**Provided material**
________________________
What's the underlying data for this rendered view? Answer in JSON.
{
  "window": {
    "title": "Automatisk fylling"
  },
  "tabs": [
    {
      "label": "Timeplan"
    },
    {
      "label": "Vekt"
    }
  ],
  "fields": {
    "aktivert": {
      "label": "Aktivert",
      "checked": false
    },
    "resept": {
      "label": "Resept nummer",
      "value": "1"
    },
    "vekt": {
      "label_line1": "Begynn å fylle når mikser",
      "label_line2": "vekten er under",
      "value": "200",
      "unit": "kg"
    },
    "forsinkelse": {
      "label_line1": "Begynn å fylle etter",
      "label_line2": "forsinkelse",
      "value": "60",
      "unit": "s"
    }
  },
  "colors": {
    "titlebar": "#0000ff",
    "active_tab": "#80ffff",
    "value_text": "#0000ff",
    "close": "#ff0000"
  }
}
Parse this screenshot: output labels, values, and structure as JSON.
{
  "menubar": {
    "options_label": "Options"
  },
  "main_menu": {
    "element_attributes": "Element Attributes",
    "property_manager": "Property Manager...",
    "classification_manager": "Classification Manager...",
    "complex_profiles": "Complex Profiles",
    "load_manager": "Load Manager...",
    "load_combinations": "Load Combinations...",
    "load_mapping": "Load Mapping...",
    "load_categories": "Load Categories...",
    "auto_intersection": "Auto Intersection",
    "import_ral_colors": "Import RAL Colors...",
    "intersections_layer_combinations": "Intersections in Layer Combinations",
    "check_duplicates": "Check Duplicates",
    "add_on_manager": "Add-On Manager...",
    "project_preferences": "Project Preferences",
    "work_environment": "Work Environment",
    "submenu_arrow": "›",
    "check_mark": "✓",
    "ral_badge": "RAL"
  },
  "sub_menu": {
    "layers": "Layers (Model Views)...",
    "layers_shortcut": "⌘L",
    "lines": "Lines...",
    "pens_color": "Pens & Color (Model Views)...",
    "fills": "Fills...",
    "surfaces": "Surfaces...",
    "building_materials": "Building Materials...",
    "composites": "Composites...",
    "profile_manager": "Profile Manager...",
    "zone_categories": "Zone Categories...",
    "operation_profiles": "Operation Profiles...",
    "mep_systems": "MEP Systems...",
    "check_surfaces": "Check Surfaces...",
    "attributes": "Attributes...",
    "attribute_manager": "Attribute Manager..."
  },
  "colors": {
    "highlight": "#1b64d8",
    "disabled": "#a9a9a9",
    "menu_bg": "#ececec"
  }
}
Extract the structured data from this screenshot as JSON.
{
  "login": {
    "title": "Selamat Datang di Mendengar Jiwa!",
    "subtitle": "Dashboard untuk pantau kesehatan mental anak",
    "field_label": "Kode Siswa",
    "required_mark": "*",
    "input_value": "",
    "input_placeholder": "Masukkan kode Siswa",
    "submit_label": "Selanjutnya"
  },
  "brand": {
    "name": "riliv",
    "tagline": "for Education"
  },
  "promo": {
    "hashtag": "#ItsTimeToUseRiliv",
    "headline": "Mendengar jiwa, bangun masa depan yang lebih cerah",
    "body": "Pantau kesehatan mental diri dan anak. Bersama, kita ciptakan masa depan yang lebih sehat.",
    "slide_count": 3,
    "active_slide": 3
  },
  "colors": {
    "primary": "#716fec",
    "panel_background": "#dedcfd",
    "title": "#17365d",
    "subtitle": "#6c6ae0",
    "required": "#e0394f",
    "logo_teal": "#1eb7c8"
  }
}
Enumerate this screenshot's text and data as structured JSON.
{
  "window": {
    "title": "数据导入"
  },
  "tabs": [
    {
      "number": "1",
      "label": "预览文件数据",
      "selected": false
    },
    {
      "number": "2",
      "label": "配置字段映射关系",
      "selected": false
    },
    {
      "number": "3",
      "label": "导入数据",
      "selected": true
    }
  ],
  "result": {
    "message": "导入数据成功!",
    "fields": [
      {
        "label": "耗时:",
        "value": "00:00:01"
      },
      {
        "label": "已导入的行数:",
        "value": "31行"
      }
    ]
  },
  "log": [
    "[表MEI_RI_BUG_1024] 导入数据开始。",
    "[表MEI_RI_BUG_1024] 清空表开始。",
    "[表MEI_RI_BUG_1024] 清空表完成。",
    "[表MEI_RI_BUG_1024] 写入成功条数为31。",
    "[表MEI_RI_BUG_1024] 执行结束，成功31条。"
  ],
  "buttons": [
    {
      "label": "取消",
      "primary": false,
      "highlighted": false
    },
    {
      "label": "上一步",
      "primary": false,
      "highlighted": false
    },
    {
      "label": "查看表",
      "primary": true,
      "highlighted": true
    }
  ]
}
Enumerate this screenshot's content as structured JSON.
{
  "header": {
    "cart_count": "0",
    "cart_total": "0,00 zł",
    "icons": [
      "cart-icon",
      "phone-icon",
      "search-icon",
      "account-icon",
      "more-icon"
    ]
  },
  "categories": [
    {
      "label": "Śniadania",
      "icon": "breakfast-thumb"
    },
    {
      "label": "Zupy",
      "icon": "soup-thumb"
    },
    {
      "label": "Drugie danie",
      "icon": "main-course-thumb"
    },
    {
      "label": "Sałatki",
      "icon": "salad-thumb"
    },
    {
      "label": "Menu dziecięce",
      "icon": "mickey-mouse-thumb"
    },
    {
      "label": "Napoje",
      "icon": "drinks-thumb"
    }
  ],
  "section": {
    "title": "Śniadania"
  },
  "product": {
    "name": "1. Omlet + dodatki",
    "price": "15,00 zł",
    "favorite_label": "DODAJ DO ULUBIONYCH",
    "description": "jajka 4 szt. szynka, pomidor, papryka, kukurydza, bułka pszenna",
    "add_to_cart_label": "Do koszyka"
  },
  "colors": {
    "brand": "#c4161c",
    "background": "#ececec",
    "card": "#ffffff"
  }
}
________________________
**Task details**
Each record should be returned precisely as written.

**Answer area**
What's the underlying data for this rendered view? Answer in JSON.
{
  "window": {
    "title": "Automatisk fylling"
  },
  "tabs": [
    {
      "label": "Timeplan"
    },
    {
      "label": "Vekt"
    }
  ],
  "fields": {
    "aktivert": {
      "label": "Aktivert",
      "checked": false
    },
    "resept": {
      "label": "Resept nummer",
      "value": "1"
    },
    "vekt": {
      "label_line1": "Begynn å fylle når mikser",
      "label_line2": "vekten er under",
      "value": "200",
      "unit": "kg"
    },
    "forsinkelse": {
      "label_line1": "Begynn å fylle etter",
      "label_line2": "forsinkelse",
      "value": "60",
      "unit": "s"
    }
  },
  "colors": {
    "titlebar": "#0000ff",
    "active_tab": "#80ffff",
    "value_text": "#0000ff",
    "close": "#ff0000"
  }
}
Parse this screenshot: output labels, values, and structure as JSON.
{
  "menubar": {
    "options_label": "Options"
  },
  "main_menu": {
    "element_attributes": "Element Attributes",
    "property_manager": "Property Manager...",
    "classification_manager": "Classification Manager...",
    "complex_profiles": "Complex Profiles",
    "load_manager": "Load Manager...",
    "load_combinations": "Load Combinations...",
    "load_mapping": "Load Mapping...",
    "load_categories": "Load Categories...",
    "auto_intersection": "Auto Intersection",
    "import_ral_colors": "Import RAL Colors...",
    "intersections_layer_combinations": "Intersections in Layer Combinations",
    "check_duplicates": "Check Duplicates",
    "add_on_manager": "Add-On Manager...",
    "project_preferences": "Project Preferences",
    "work_environment": "Work Environment",
    "submenu_arrow": "›",
    "check_mark": "✓",
    "ral_badge": "RAL"
  },
  "sub_menu": {
    "layers": "Layers (Model Views)...",
    "layers_shortcut": "⌘L",
    "lines": "Lines...",
    "pens_color": "Pens & Color (Model Views)...",
    "fills": "Fills...",
    "surfaces": "Surfaces...",
    "building_materials": "Building Materials...",
    "composites": "Composites...",
    "profile_manager": "Profile Manager...",
    "zone_categories": "Zone Categories...",
    "operation_profiles": "Operation Profiles...",
    "mep_systems": "MEP Systems...",
    "check_surfaces": "Check Surfaces...",
    "attributes": "Attributes...",
    "attribute_manager": "Attribute Manager..."
  },
  "colors": {
    "highlight": "#1b64d8",
    "disabled": "#a9a9a9",
    "menu_bg": "#ececec"
  }
}
Extract the structured data from this screenshot as JSON.
{
  "login": {
    "title": "Selamat Datang di Mendengar Jiwa!",
    "subtitle": "Dashboard untuk pantau kesehatan mental anak",
    "field_label": "Kode Siswa",
    "required_mark": "*",
    "input_value": "",
    "input_placeholder": "Masukkan kode Siswa",
    "submit_label": "Selanjutnya"
  },
  "brand": {
    "name": "riliv",
    "tagline": "for Education"
  },
  "promo": {
    "hashtag": "#ItsTimeToUseRiliv",
    "headline": "Mendengar jiwa, bangun masa depan yang lebih cerah",
    "body": "Pantau kesehatan mental diri dan anak. Bersama, kita ciptakan masa depan yang lebih sehat.",
    "slide_count": 3,
    "active_slide": 3
  },
  "colors": {
    "primary": "#716fec",
    "panel_background": "#dedcfd",
    "title": "#17365d",
    "subtitle": "#6c6ae0",
    "required": "#e0394f",
    "logo_teal": "#1eb7c8"
  }
}
Enumerate this screenshot's text and data as structured JSON.
{
  "window": {
    "title": "数据导入"
  },
  "tabs": [
    {
      "number": "1",
      "label": "预览文件数据",
      "selected": false
    },
    {
      "number": "2",
      "label": "配置字段映射关系",
      "selected": false
    },
    {
      "number": "3",
      "label": "导入数据",
      "selected": true
    }
  ],
  "result": {
    "message": "导入数据成功!",
    "fields": [
      {
        "label": "耗时:",
        "value": "00:00:01"
      },
      {
        "label": "已导入的行数:",
        "value": "31行"
      }
    ]
  },
  "log": [
    "[表MEI_RI_BUG_1024] 导入数据开始。",
    "[表MEI_RI_BUG_1024] 清空表开始。",
    "[表MEI_RI_BUG_1024] 清空表完成。",
    "[表MEI_RI_BUG_1024] 写入成功条数为31。",
    "[表MEI_RI_BUG_1024] 执行结束，成功31条。"
  ],
  "buttons": [
    {
      "label": "取消",
      "primary": false,
      "highlighted": false
    },
    {
      "label": "上一步",
      "primary": false,
      "highlighted": false
    },
    {
      "label": "查看表",
      "primary": true,
      "highlighted": true
    }
  ]
}
Enumerate this screenshot's content as structured JSON.
{
  "header": {
    "cart_count": "0",
    "cart_total": "0,00 zł",
    "icons": [
      "cart-icon",
      "phone-icon",
      "search-icon",
      "account-icon",
      "more-icon"
    ]
  },
  "categories": [
    {
      "label": "Śniadania",
      "icon": "breakfast-thumb"
    },
    {
      "label": "Zupy",
      "icon": "soup-thumb"
    },
    {
      "label": "Drugie danie",
      "icon": "main-course-thumb"
    },
    {
      "label": "Sałatki",
      "icon": "salad-thumb"
    },
    {
      "label": "Menu dziecięce",
      "icon": "mickey-mouse-thumb"
    },
    {
      "label": "Napoje",
      "icon": "drinks-thumb"
    }
  ],
  "section": {
    "title": "Śniadania"
  },
  "product": {
    "name": "1. Omlet + dodatki",
    "price": "15,00 zł",
    "favorite_label": "DODAJ DO ULUBIONYCH",
    "description": "jajka 4 szt. szynka, pomidor, papryka, kukurydza, bułka pszenna",
    "add_to_cart_label": "Do koszyka"
  },
  "colors": {
    "brand": "#c4161c",
    "background": "#ececec",
    "card": "#ffffff"
  }
}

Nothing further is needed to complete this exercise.